Judge Brett Kavanaugh has spent the better part of a week being grilled by senators from either side of the aisle as he undertakes the grueling process being confirmed as the newest Supreme Court justice. In his latest controversial moment, Kavanaugh appeared to refer to emergency contraception such as the “Plan-B” pill as “abortion-inducing drugs.”
Answering questions posed by Sen. Ted Cruz regarding his judgment in Priests for Life v. the U.S. Department of Human and Health Services, Kavanaugh explained the reasoning behind his controversial ruling.
The 2015 case, held at the U.S. Court of Appeals for the District of Columbia Circuit, involved Kavanaugh siding with a religious organization that refused to provide contraception for employees under its insurance policy. Priests for Life argued the Affordable Care Act covered all forms of contraception, and thus they would have to provide employees with drugs that they believed induced the early termination of life.
— TIME (@TIME) September 7, 2018
“Under the religious freedom restoration act, the question was this a substantial burden on the religious exercise,” Kavanaugh told Sen. Cruz. “It seemed to me quite clearly that it was. It was a technical matter of filling out a form. They said that filling out a form would make them complicit in the abortion-inducing drugs that they were, as a religious matter, objected to.”
The phrase “abortion-inducing drugs” was how Priests For Life described the contested contraceptive methods during the 2015 case. As you can imagine, Kavanaugh’s words caused outrage from the pro-abortion lobby.

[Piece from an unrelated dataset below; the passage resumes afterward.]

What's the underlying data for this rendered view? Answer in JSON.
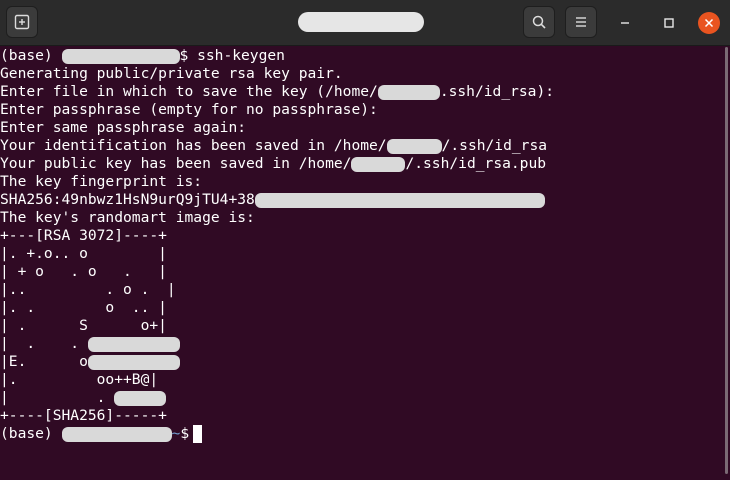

Sen. Diane Feinstein, who has been heavily involved in grilling Kavanaugh this week, said that his response “was about insurance coverage for contraceptives” and thus served as “further proof of Kavanaugh’s hostility toward women’s reproductive freedom.”
Pro-choice Sen. Elizabeth Warren took a similar stance:
Newsflash, Brett Kavanaugh: Contraception is NOT abortion. Anyone who says so is peddling extremist ideology – not science – and has no business sitting on the Supreme Court. #WhatsAtStake #StopKavanaugh https://t.co/gaZA3AnIcE
— Elizabeth Warren (@SenWarren) September 6, 2018
Many of those who, despite Kavanaugh’s insistence to the contrary, are convinced he will help overturn Roe v. Wade if confirmed, felt that his remarks only confirmed their suspicions.
If you think birth control is nothing but a bunch of "abortion inducing drugs," you're probably going to overturn Roe v. Wade.
— Devin Duke (@sirDukeDevin) September 7, 2018
Brett Kavanaugh’s Supreme Court confirmation enters its fourth day today.